South Africa beat India in the 2nd T20I by six wickets © AFP

The second Twenty20 International (T20I) between India and South Africa at Cuttack was marred by shameful crowd behaviour, as some sections of the Barabati spectators ended up throwing water bottles on the ground. Play was initially suspended and South Africa eventually won the game comfortably. Ironically, the series is called the ‘Freedom series’ for Mahatma Gandhi-Nelson Mandela Trophy. When the pelting first began the match was not entirely out of India’s hand. Ravichandran Ashwin had taken 3 for 24, and South Africa were in a tricky position at 64 for 3. Had they lost another wicket or two, India might have been able to stage a comeback. Cricket Scorecard: India vs South Africa 2nd T20I at Cuttack .

It is not like this was a World Cup semi-final (not that that would have made it okay); as important a match as this was it was still a regular T20I. The stakes were hardly astronomical. India had an off day with the bat, but it’s not like they were bowled out for an outlandish total. This was not even their lowest T20I total; that was 74 against Australia at MCG in 2008. Cricket Blog: India vs South Africa 2015, 2nd T20I at Cuttack.

Indian crowds have an unfortunately long and embarrassing history of disrupting matches in which the Indian cricket team did not perform well. The 1996 World Cup semi-final between India and Sri Lanka at Eden Gardens is perhaps the most blatant form of a match being brought to a standstill because the crowds did not approve of how their side was playing. But it was far from the only instance. Between 1996 and 2002, crowd backlashes in India were sadly not unheard of.

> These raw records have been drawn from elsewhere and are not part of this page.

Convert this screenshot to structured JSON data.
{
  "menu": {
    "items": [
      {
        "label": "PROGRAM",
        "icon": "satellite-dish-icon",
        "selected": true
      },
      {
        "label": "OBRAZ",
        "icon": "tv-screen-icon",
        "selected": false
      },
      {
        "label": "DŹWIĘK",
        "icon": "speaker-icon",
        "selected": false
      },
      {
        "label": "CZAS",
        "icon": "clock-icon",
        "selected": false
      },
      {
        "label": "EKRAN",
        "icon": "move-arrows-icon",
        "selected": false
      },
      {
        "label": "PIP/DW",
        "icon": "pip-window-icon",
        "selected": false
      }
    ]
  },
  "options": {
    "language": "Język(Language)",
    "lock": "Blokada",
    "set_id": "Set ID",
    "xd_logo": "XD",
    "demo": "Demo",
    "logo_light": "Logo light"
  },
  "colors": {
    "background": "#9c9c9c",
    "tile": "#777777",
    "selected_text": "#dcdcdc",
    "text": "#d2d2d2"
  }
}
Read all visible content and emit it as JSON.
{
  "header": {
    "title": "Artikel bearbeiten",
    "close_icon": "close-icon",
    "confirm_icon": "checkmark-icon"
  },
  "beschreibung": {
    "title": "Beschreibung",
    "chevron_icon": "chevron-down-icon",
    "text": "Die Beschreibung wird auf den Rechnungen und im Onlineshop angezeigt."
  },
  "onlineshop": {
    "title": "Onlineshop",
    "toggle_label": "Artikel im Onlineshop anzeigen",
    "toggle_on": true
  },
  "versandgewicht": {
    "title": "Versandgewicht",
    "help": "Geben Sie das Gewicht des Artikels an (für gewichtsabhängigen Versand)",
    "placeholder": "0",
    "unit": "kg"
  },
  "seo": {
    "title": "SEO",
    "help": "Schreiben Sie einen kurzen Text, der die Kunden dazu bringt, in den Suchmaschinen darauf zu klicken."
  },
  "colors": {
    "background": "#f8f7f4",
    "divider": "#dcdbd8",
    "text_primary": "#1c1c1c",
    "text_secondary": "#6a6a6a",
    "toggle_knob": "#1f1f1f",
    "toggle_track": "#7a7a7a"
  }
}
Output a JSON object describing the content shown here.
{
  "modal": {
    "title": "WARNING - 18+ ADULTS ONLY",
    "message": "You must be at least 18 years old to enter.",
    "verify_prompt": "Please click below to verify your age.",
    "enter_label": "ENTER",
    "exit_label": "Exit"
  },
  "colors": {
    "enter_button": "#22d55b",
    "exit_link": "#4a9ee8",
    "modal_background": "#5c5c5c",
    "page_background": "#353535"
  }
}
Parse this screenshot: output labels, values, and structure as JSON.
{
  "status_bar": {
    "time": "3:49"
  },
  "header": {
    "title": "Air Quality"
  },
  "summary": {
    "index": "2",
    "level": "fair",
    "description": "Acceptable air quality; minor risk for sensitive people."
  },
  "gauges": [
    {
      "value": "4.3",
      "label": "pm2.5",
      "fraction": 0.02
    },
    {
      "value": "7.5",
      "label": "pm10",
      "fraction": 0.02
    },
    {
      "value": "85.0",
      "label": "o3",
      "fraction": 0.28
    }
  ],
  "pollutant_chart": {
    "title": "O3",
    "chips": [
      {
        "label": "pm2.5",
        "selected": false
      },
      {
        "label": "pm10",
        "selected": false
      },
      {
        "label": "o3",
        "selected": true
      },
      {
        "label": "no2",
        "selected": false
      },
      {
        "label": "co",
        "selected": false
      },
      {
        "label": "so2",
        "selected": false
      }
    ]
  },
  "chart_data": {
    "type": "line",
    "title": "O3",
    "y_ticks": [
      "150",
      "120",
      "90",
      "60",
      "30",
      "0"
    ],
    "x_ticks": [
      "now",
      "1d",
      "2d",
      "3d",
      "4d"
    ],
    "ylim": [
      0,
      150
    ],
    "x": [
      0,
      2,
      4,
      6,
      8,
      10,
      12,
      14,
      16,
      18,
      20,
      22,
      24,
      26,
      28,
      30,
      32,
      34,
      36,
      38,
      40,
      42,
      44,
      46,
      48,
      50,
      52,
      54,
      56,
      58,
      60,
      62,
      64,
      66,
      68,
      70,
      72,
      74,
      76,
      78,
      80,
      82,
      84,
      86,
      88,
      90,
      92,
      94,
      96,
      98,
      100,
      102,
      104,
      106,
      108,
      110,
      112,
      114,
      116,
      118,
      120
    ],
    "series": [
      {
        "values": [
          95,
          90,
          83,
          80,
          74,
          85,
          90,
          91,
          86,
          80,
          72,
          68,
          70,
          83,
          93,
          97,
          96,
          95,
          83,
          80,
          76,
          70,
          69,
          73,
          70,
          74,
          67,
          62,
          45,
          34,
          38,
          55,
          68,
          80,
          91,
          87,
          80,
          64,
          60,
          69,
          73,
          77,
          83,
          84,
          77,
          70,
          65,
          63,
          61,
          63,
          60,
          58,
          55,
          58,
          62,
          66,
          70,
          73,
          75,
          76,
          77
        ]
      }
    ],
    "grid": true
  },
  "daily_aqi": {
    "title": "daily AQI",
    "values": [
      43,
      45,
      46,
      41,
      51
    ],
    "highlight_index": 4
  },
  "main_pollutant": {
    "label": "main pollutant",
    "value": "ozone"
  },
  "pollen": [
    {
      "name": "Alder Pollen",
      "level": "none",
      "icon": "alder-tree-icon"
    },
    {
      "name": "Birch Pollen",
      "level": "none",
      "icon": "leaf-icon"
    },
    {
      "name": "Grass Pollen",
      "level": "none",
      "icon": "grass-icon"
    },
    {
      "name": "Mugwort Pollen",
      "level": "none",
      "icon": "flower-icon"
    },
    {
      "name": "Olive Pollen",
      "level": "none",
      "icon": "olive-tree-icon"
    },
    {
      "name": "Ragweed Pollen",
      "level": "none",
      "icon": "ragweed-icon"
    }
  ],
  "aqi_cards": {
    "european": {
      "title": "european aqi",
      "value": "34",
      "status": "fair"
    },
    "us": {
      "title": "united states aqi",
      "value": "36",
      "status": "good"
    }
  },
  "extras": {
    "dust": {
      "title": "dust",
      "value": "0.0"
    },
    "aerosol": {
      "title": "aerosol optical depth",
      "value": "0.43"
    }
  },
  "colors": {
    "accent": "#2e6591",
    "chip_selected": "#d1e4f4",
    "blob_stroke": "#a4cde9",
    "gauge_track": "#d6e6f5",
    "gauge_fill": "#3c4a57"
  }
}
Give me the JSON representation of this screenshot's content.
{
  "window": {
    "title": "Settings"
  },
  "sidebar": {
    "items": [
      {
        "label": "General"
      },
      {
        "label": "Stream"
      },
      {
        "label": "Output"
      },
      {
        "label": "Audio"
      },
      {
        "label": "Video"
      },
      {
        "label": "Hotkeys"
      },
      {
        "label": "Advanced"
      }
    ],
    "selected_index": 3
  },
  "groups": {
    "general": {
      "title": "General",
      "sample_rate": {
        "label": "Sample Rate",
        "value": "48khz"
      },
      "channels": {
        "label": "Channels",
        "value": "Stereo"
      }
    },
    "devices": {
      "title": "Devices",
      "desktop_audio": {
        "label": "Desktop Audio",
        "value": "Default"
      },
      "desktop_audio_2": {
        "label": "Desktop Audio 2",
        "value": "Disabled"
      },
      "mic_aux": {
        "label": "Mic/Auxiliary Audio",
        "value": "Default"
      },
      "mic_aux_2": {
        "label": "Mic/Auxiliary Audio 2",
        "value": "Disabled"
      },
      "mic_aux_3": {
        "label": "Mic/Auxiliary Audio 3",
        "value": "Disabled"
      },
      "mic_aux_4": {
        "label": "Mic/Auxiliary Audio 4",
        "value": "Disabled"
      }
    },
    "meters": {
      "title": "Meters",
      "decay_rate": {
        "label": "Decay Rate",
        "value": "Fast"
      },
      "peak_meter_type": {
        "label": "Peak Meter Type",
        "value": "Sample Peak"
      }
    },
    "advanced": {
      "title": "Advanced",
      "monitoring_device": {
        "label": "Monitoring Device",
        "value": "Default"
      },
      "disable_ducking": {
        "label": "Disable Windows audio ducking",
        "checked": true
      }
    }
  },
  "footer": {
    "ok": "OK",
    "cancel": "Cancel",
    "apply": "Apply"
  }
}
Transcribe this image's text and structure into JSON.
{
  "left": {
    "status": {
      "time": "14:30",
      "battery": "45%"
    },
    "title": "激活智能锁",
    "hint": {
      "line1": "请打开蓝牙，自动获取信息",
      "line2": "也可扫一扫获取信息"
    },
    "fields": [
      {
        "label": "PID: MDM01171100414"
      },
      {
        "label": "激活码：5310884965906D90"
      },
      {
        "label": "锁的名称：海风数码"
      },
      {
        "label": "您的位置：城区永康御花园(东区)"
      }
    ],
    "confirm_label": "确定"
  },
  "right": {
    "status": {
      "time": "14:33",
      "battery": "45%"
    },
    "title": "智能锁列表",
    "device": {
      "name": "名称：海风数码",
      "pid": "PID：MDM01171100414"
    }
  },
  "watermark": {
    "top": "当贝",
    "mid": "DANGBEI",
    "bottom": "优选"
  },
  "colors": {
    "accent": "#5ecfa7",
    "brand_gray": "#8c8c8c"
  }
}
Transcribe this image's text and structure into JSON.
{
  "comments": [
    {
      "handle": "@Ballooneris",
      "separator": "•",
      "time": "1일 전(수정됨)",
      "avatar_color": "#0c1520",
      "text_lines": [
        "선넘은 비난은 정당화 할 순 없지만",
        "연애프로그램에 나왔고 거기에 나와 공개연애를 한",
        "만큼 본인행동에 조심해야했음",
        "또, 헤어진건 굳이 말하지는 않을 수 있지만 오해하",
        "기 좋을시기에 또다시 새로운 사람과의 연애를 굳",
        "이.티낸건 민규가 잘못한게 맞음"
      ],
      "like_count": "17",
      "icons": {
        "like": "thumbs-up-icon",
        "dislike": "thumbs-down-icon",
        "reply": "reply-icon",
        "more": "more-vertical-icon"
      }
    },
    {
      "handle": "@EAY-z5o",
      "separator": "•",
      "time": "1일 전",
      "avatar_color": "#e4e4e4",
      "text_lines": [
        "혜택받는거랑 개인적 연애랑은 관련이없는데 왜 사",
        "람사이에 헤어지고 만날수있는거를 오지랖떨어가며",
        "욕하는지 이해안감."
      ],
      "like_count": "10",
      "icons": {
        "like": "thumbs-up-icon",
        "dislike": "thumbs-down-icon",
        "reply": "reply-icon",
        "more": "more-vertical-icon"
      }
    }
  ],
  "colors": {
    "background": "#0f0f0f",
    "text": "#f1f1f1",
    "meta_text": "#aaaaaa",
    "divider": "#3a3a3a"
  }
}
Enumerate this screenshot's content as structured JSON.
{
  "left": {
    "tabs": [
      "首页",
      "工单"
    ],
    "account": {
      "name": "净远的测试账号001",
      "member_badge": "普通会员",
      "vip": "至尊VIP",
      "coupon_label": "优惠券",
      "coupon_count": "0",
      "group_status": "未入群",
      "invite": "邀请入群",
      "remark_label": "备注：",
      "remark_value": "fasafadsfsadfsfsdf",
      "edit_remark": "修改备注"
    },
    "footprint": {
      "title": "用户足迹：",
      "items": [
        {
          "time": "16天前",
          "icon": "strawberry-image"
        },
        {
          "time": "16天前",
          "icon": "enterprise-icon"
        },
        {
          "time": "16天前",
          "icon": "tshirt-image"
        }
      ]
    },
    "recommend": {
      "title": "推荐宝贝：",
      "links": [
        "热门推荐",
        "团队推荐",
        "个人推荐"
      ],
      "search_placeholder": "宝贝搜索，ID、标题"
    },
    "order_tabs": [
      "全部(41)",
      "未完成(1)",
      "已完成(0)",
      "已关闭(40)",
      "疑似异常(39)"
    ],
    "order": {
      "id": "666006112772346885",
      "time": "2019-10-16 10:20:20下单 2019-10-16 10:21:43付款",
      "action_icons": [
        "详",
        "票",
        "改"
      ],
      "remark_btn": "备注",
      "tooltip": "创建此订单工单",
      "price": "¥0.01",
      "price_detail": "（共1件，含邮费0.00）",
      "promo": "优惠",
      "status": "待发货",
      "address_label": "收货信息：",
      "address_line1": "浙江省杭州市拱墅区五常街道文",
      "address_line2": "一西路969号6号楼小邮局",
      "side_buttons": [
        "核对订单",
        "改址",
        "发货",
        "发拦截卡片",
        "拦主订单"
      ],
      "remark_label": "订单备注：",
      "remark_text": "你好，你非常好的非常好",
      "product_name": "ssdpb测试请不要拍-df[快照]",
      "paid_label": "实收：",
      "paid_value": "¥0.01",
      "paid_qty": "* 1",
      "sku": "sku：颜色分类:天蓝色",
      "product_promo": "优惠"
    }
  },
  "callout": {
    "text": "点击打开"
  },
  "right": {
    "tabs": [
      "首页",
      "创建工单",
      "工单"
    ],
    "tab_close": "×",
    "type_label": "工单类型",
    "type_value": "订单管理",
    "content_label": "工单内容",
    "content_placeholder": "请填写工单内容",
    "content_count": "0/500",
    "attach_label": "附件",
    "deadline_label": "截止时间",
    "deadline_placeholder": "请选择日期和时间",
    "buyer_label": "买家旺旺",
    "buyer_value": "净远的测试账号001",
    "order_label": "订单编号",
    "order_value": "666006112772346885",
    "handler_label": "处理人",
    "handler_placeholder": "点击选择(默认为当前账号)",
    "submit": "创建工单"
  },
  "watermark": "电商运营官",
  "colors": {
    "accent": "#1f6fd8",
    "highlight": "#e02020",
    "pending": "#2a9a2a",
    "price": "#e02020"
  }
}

Perhaps the strangest instance came when India were actually winning a match; chasing 301 against West Indies at Rajkot in 2002, play had to be called off with India comfortably placed at 200 for 1 with Virender Sehwag batting on 114 off 82 balls. India needed a mere 100 from 13 overs with nine wickets remaining when the crowds turned inexplicably hostile and India were awarded the match via Duckworth-Lewis (D/L).

Since the early 2000s, though, India have not had a lot of matches being interrupted by the crowd. That is not to say Indian “fans” have not been hostile when the team does poorly; just ask Mohammad Kaif (2003 World Cup) and Yuvraj Singh (2014 World T20). However, matches being interrupted seemed to be a thing of the past, which is what makes a disruption like this so disheartening.

For all the faults that Indian spectators might have, they seemed to have outgrown the tendency of throwing things at the players on the grounds. What the Barabati spectators (which is a generous term for the ones involved) showed was that despite Indian cricket improving vastly since the 1990s, the fans have not. Swift and deadly action should be taken on those responsible. With India hosting ICC World T20 2016, another such instance will be disastrous.

Distasteful memories 1996 Eden Gardens come flooding back with the barbarism in Barabati. May it never occur again.

(Shiamak Unwalla, a reporter with CricketCountry, is a self-confessed Sci-Fi geek who loves cricket more than cricketers. His Twitter handle is @ShiamakUnwalla)